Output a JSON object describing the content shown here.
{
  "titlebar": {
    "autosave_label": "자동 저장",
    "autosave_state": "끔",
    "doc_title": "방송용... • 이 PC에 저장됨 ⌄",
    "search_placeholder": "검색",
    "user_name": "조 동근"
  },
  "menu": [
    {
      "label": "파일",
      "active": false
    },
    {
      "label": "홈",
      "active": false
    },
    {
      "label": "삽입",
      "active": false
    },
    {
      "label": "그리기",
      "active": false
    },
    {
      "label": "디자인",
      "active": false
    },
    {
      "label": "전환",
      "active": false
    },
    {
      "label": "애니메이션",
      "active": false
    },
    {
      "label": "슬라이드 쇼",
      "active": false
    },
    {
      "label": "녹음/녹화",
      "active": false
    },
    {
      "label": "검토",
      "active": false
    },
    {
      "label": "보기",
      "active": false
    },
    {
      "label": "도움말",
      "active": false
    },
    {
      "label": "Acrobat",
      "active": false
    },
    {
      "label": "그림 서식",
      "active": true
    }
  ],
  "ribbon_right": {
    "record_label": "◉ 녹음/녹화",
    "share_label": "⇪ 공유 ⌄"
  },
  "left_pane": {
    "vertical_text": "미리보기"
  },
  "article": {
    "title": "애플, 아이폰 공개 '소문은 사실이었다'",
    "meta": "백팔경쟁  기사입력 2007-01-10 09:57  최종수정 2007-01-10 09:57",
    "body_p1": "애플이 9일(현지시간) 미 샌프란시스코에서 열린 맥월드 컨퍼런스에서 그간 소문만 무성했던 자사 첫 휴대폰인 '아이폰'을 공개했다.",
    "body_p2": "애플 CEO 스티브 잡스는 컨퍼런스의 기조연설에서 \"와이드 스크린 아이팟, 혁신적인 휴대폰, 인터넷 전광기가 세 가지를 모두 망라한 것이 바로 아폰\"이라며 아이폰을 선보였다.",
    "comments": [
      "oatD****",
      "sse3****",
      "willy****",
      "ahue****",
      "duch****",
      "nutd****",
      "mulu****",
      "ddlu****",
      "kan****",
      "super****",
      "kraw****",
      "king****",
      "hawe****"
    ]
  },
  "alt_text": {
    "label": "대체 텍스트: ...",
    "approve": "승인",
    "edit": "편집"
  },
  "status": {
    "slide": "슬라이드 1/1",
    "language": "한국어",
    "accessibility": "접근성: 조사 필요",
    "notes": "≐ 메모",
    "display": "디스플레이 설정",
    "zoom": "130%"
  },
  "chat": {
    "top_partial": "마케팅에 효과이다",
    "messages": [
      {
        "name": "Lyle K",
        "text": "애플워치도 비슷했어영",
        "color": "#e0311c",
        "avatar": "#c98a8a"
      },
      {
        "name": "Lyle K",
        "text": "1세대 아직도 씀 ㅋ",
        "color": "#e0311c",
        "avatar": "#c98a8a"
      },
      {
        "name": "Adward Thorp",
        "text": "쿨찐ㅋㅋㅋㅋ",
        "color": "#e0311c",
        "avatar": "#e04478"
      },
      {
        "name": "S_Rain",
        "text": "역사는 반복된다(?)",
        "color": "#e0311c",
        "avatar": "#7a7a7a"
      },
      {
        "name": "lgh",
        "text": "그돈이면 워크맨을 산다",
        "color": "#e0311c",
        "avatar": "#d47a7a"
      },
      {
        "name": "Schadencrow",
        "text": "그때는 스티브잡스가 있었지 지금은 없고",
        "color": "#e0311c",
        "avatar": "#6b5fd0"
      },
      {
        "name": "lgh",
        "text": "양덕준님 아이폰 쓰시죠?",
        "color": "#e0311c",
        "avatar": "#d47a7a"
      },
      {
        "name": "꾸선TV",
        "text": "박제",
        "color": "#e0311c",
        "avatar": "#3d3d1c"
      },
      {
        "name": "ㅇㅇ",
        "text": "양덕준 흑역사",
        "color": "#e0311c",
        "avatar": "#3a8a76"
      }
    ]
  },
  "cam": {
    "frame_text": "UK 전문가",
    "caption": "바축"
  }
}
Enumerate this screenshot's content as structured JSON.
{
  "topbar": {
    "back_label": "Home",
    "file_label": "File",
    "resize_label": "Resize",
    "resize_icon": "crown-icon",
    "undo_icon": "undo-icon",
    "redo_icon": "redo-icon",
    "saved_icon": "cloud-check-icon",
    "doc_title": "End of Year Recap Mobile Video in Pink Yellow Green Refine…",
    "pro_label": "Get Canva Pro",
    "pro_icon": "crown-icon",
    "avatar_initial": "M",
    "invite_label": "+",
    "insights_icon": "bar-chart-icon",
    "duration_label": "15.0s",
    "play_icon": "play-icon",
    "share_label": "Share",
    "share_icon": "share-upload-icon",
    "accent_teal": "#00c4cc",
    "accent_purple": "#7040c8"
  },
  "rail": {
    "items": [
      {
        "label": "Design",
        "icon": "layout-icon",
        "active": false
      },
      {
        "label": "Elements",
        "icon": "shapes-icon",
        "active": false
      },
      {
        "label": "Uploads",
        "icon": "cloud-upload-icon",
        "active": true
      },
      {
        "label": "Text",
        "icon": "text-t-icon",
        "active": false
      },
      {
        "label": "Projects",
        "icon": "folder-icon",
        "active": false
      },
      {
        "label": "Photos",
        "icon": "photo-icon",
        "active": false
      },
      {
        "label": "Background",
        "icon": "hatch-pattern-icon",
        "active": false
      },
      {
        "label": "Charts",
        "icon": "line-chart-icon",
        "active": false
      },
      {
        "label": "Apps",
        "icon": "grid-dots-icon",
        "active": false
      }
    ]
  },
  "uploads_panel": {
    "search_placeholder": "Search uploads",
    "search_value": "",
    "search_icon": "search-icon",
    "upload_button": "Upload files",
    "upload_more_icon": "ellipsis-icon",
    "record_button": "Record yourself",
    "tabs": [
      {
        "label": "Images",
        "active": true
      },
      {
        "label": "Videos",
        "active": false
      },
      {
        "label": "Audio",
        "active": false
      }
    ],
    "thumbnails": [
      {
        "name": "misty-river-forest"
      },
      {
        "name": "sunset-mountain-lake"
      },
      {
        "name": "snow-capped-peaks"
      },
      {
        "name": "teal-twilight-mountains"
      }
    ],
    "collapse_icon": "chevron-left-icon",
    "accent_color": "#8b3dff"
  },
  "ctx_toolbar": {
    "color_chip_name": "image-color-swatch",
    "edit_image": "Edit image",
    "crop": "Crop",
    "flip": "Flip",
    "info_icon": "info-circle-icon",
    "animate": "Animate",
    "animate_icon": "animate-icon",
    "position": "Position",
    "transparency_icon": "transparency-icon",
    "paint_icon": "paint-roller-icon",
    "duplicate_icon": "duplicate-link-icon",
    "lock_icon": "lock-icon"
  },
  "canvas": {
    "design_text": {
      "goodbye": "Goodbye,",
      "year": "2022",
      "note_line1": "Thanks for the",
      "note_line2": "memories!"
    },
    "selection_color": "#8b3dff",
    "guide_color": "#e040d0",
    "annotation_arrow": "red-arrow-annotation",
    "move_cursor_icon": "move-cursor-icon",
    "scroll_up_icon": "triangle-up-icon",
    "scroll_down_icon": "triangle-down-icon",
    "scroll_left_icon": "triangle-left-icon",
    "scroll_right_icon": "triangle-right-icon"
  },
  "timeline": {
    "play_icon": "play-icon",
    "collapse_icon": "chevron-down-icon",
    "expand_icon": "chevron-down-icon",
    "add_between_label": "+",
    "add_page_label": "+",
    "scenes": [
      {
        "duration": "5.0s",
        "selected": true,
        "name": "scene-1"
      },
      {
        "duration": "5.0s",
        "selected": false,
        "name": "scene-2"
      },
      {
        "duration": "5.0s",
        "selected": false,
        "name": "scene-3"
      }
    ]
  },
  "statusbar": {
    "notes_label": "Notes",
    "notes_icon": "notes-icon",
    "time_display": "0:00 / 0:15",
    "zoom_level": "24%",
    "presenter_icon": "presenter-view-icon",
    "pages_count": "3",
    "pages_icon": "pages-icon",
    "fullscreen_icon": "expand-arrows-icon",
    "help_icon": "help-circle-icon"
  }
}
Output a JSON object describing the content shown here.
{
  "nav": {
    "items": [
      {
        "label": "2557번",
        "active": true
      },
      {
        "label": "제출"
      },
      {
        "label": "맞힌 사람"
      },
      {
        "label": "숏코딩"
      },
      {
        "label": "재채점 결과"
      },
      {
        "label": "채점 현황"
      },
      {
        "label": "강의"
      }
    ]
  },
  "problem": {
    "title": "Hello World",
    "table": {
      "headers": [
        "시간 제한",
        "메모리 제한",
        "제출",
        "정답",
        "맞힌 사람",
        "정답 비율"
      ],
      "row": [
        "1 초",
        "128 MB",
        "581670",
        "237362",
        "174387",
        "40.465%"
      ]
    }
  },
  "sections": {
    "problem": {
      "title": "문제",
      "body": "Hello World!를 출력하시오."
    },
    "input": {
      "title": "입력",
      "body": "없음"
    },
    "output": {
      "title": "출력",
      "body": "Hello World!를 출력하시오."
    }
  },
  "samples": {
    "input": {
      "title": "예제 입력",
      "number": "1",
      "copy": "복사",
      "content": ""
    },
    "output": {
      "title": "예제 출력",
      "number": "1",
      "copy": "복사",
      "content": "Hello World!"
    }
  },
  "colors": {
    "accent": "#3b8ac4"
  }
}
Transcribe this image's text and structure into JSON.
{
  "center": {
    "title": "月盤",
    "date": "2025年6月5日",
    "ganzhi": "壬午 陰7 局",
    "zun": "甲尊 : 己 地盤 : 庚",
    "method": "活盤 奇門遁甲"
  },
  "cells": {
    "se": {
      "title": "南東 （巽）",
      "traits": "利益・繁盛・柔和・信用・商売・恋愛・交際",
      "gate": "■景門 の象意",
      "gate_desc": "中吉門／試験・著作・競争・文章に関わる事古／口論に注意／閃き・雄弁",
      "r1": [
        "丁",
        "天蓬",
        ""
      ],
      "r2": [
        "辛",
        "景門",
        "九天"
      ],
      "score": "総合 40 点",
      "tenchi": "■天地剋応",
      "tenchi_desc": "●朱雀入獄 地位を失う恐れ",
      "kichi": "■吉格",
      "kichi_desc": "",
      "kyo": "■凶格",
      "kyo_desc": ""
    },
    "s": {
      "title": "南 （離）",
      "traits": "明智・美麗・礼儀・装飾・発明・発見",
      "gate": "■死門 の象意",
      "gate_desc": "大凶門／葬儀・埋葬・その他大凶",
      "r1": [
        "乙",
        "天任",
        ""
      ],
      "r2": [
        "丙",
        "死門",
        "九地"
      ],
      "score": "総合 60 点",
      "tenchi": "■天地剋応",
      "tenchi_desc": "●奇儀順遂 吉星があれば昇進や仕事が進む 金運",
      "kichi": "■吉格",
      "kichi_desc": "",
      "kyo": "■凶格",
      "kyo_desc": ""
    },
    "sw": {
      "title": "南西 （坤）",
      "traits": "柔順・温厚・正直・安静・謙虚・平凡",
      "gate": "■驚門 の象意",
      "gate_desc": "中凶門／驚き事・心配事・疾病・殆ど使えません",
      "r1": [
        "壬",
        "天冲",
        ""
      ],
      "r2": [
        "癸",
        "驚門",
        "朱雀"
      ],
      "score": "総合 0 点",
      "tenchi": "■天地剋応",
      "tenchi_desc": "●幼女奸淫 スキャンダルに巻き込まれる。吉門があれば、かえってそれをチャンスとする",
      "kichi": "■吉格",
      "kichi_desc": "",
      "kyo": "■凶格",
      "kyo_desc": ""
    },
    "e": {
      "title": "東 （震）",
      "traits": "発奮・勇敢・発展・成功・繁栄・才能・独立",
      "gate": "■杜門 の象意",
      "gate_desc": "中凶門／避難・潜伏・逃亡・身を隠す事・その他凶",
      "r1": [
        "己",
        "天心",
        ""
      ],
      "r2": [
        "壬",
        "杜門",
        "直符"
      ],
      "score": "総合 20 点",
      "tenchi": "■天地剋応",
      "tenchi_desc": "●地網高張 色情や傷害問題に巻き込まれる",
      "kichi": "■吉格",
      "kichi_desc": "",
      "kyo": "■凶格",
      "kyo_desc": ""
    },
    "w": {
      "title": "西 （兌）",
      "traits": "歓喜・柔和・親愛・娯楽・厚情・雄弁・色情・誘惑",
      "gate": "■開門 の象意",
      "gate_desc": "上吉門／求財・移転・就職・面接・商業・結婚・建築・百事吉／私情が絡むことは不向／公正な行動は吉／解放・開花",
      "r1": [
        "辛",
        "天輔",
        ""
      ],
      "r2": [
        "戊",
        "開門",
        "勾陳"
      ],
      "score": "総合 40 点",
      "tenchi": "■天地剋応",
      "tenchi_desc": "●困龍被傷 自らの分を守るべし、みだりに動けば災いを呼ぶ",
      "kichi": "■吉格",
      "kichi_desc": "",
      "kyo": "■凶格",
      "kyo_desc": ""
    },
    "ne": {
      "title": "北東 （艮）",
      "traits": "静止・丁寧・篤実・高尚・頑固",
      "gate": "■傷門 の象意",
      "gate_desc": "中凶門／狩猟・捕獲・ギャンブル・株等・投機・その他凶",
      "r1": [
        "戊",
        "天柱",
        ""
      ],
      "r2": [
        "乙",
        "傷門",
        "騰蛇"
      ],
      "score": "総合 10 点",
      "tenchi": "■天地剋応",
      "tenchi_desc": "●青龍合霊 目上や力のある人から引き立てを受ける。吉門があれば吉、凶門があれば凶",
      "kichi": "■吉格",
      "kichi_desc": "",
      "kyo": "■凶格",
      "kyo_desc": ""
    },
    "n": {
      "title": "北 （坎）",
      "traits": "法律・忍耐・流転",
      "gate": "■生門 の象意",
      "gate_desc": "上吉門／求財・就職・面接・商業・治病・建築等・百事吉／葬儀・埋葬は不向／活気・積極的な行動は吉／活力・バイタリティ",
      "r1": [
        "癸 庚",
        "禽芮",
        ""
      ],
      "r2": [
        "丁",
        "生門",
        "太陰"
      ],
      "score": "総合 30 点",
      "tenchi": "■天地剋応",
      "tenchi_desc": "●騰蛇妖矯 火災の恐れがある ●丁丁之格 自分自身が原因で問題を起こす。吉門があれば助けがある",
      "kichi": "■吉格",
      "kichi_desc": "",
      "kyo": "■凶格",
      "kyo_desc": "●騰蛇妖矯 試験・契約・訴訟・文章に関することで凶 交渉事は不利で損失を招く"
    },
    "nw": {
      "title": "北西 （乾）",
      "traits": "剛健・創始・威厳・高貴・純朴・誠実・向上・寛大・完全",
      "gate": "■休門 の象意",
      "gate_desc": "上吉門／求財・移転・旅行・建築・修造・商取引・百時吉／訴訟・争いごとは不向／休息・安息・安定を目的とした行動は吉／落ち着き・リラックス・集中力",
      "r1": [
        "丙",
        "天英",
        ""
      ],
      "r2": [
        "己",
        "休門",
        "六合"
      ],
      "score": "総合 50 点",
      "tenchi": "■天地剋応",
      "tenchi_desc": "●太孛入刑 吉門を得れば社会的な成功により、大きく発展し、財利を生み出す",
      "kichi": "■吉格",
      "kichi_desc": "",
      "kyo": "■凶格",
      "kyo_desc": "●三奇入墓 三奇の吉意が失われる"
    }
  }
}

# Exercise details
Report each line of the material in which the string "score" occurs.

# Exercise response
      "score": "総合 40 点",
      "score": "総合 60 点",
      "score": "総合 0 点",
      "score": "総合 20 点",
      "score": "総合 40 点",
      "score": "総合 10 点",
      "score": "総合 30 点",
      "score": "総合 50 点",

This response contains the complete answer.